Bushnell Trophy Cam HD Wireless
$822 •


That price may give you cause to pause, but this is a true wunderkind. The first carrier-approved wireless trail camera enables any hunter to seamlessly and effortlessly track deer—or other game—via e?mail or smartphone app. The low-res images (for speedier data transmission by AT&T) arrive in real time, letting you scout from work or home. If you care for a higher-res image, simply pull the SD card and download. A data plan is required (and easily set up through the Bushnell website), and you don’t need to buy a SIM card. —S.L.W.

Millennium M100U
$220 •


Buying a lightweight hang-on stand typically means sacrificing comfort and stability. Not so with the M100u. In addition to the CamLock Receiver System (which straps to the tree and accepts the post of any Millennium stand), the M100u features a roomy (20×17-inch) ComfortMax seat, as well as a 20×38-inch aluminum platform. The whole package weighs 111?2 pounds, which places the M100u among the lightest, strongest, and roomiest stands out there. —Scott Bestul

Cabela’s Pellet Grill
$600 •


Let’s get one thing straight: Though it’s called a grill, it’s really a smoker. No problem, because as a smoker this thing really cooks. The heat source—compressed wood pellets—burns so thoroughly there’s hardly any ash; at the same time, the digitally controlled grill imparts a sublime smokiness into whatever you put into it, without the noisome plumes of smoke that might alert the fire department. Got game? Get this. —S.L.W.

How we test

Before a product earns recognition as Best of the Best, it must undergo field testing by our experts. In all, more than 175 products were tested, and 24 were deemed fit enough to earn top honors. Here are some of the testing procedures we used.

Rifles and Shotguns: Guns were inspected for overall fit and finish; trigger-pull weights were verified. Barreled actions were removed and inspected with a borescope. Rifles were shot from a benchrest, three shots at 100 and 200 yards, with three different types of ammo, to determine accuracy. Shotguns were fired from a low-gun start on the trap and skeet field with a variety of hunting and target ammo to assess responsiveness and function.
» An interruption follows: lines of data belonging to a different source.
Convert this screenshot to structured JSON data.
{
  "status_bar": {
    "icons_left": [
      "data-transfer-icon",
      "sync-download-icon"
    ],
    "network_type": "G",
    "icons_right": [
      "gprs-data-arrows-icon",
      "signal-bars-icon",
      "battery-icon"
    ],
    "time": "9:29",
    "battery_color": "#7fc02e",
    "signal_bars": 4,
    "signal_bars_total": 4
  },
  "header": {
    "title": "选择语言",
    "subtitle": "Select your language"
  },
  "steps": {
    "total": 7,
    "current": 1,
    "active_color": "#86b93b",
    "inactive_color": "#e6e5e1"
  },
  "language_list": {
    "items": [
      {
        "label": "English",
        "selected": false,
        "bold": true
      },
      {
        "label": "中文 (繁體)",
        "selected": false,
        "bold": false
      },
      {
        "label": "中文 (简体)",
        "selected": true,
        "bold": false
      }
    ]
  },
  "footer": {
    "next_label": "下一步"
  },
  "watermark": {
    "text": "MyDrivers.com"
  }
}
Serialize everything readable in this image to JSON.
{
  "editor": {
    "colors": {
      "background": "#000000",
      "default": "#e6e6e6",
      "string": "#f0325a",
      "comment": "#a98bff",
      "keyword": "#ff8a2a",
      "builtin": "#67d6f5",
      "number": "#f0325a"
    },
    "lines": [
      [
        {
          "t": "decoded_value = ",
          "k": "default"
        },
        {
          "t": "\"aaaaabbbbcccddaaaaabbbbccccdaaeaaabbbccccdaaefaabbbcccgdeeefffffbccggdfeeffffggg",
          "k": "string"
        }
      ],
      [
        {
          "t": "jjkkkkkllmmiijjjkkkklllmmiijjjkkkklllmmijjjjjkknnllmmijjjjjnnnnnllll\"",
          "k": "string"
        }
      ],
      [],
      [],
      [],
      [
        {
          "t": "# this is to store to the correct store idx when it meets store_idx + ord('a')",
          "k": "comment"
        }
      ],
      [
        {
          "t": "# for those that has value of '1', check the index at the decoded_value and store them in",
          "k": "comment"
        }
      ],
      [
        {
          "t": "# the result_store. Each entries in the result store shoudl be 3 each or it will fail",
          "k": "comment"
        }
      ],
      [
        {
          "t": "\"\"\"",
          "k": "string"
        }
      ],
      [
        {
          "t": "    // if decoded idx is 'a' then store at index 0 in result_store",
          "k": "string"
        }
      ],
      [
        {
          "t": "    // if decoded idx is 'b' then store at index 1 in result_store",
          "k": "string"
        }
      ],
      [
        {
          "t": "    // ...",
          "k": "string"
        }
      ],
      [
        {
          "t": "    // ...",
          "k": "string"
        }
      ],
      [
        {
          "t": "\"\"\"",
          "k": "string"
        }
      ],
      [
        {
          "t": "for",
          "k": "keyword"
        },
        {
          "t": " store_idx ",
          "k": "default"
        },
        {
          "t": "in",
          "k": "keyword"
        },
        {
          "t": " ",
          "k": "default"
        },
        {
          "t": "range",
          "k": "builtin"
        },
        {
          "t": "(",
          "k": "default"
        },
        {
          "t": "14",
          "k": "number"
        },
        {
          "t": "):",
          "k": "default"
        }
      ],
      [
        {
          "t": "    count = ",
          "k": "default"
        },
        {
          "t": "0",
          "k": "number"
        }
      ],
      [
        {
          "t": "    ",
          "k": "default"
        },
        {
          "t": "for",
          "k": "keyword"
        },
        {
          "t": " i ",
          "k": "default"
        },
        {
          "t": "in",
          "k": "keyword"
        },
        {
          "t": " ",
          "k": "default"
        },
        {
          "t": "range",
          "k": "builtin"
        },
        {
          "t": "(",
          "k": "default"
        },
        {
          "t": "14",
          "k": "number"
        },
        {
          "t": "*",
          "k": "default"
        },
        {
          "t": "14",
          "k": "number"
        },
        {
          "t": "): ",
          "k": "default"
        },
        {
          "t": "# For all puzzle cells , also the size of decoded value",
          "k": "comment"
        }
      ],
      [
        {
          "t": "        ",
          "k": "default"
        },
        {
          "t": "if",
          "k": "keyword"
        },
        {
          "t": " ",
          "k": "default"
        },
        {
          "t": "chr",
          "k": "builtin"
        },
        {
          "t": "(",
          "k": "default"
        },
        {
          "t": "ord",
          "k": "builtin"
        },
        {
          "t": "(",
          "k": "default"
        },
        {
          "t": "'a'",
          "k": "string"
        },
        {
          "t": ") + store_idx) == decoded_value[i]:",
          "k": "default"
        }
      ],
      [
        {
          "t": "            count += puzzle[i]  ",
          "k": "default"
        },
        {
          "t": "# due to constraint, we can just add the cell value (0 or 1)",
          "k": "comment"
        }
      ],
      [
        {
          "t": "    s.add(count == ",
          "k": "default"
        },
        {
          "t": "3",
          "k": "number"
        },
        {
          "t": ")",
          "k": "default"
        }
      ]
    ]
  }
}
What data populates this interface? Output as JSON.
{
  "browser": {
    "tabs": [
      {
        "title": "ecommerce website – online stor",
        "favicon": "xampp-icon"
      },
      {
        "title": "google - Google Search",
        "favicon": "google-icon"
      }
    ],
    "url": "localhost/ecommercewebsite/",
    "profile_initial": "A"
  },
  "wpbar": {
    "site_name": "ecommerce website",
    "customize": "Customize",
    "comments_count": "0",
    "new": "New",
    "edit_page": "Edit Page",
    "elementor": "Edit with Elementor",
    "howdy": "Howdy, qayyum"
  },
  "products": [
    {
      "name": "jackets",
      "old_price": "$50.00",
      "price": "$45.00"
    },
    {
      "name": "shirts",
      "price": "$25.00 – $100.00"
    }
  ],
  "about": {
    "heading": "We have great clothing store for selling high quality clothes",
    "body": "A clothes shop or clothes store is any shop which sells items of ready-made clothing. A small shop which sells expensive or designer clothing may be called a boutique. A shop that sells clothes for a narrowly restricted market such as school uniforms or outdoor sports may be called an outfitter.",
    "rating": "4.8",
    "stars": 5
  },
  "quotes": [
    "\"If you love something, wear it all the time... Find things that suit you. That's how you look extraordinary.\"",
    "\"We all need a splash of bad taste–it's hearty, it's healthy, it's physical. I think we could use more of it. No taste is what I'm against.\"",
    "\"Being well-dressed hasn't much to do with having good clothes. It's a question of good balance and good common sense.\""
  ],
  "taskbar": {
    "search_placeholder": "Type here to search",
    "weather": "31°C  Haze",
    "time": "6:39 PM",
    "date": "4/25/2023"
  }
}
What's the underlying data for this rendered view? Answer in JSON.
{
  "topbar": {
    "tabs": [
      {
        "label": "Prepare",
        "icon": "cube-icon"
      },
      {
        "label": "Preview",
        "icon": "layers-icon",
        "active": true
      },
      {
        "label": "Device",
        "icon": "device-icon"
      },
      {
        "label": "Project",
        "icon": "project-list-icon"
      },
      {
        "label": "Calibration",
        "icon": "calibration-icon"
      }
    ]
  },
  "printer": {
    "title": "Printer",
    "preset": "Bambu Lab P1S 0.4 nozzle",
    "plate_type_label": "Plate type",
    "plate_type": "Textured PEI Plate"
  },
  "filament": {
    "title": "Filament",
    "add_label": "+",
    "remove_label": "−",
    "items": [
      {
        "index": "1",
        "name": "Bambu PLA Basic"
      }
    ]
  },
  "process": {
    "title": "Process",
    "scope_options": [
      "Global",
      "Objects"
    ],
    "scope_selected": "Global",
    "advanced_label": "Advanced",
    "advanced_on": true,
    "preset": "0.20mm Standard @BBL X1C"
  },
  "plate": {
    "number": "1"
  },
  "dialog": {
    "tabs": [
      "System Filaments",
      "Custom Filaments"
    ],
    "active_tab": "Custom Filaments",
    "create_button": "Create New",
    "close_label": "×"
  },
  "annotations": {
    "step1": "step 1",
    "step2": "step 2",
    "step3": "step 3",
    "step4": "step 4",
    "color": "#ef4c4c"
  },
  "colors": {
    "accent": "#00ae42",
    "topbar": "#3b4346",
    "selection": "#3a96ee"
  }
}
Knives: Knives were tested for edge holding, initial sharpness, and ease of resharpening. Special-purpose knives were tested by cutting wood, parachute cord, and seat belts.

ATVs and UTVs: The 4x4s were loaded with gear and driven hundreds of miles through narrow wooded trails, rock fields, and mud pits.

Optics: In addition to examining optical quality in varying light conditions, our experts tested the riflescopes with live-fire exercises. Optics were also submerged in 1 foot of warm water for a full minute, then placed overnight in a chest freezer at 10 degrees to test fogproofing. They were left out for another night and again checked for any signs of internal moisture.

Bows: Emphasis was on speed (measured with a chrono­graph), accuracy, and draw cycle. Draw weights and lengths were the same for all bows. —The Editors